  • Illustrations. There are all sorts of illustrative styles. One popular style today is the corporate Memphis look. Of course, there are many designers who find it to be barren.

And this brings us to a key consideration when working with multimedia: the bullet points above speak to some visual design requirements. Who will design what you need? What is the correct imagery and use of fonts and desired color schemes?

A challenge for many e-learning developers: having ideas about what you want and executing on those ideas is not the same. I see lots of good courses that are not designed well. The cause is usually that the e-learning developer lacks the technical skill to construct the right media.

Create Audio and Video Resources

There are similar considerations for other multimedia such audio and video.

Recording audio is easy and straightforward in most of the authoring tools. However, they don’t tend to have a lot of sophistication when it comes to editing or managing the audio.

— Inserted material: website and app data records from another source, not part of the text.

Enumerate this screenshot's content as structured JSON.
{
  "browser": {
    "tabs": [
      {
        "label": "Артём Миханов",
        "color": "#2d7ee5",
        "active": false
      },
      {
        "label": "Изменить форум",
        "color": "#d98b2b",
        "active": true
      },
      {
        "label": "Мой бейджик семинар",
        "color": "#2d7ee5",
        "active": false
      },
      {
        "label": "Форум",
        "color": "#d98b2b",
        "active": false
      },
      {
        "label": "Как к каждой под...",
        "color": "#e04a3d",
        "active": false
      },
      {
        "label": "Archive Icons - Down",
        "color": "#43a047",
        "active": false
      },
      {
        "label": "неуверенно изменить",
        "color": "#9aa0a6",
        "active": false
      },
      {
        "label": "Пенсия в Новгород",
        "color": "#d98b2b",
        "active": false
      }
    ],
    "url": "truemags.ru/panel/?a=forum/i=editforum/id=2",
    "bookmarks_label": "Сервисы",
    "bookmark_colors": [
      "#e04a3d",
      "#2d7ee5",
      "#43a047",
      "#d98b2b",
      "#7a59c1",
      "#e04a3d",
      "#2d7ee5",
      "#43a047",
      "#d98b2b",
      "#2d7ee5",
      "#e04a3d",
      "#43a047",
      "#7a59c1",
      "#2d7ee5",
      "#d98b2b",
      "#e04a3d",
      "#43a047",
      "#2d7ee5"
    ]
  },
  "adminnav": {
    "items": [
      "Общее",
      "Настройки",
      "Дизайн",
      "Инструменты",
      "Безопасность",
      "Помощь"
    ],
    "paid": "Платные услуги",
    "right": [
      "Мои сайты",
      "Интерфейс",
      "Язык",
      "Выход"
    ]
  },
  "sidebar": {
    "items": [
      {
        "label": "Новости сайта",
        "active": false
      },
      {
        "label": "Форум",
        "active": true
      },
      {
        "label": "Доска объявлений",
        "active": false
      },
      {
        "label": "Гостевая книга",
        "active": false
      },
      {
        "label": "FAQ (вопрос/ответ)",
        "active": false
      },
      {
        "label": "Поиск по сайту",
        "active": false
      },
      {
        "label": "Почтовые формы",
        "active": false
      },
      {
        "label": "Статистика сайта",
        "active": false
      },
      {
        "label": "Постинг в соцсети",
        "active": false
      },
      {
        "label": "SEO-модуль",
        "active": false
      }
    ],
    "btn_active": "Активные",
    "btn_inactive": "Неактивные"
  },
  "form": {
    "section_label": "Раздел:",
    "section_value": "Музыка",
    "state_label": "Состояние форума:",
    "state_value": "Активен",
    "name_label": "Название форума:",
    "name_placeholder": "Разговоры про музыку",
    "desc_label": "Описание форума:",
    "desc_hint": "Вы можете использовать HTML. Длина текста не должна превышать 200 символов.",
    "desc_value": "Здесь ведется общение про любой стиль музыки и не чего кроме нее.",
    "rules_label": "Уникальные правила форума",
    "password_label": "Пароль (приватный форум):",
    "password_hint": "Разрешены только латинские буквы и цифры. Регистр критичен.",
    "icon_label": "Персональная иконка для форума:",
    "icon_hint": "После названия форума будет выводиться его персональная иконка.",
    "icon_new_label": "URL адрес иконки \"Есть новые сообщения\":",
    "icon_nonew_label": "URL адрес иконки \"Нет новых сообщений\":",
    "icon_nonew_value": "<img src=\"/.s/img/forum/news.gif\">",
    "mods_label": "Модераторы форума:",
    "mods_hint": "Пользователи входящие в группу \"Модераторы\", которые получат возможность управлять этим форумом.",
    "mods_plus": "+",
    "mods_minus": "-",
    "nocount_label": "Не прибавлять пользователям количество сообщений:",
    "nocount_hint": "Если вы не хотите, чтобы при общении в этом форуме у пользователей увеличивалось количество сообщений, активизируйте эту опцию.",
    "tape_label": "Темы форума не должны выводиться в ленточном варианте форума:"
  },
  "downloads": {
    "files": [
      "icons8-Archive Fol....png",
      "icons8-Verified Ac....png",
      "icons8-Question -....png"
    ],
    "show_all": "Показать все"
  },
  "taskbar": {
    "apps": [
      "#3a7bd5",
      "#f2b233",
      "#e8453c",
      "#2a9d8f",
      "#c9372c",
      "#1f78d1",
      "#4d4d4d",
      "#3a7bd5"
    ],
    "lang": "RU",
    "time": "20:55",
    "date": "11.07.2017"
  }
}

For simple audio, recording from the authoring tool is fine. But for longer audio, there are considerations about how to record, who will record it, and how it’s all managed.

You can do it all in-house or DIY, but you do get what you pay for. I figure non-professional talent gives you presentation quality audio. It’s inexpensive, gets the job done, yet isn’t going to be perfect. But it’s not the same as pro-quality narration.

The good thing today is that there are many voice over artists and talent services where getting professional audio at a reasonable cost is viable.

Video is another one of those tricky issues. Today’s smart phones have better capabilities than I had doing professional video work 25 years ago. It’s easy to shoot video and edit it. But there is a significant difference between a DIY video and getting something done professionally. Or at a minimum, spending time on edits to get things to look right and not drag on.

The big question for any of the course’s multimedia is who is going to determine and design what you need? And then who is going to produce the media?

I throw this out because the course will look like something. And you’ll put something on the screen. And there’s a cost associated with it. Doing it yourself may cost less money but may impact the quality of what you produce.

Thus, at the beginning of the project time needs to be spent on the media requirements and production considerations. And then determine if there needs to be a budget to accommodate those requirements.

How do you determine those things when you start an e-learning project?


Download the fully revised, free 63-page ebook: The Insider’s Guide to Becoming a Rapid E-Learning Pro 

Free E-Learning Resources

Want to learn more? Check out these articles and free resources in the community.

Here’s a great job board for e-learning, instructional design, and training jobs

Participate in the weekly e-learning challenges to sharpen your skills

Get your free PowerPoint templates and free graphics & stock images.

Lots of cool e-learning examples to check out
and find inspiration.

Getting Started? This e-learning 101 series and the free e-books will help.

 

7 Types Of eLearning Templates EVERY eLearning Pro Should Have In Their Personal Library

Some graphic designers worry that templates destroy originality and spawn copy-cat products. Is it possible to use them as an edge in eLearning course development? And which are the must-haves for your personal eLearning library?

This post was first published on eLearning Industry.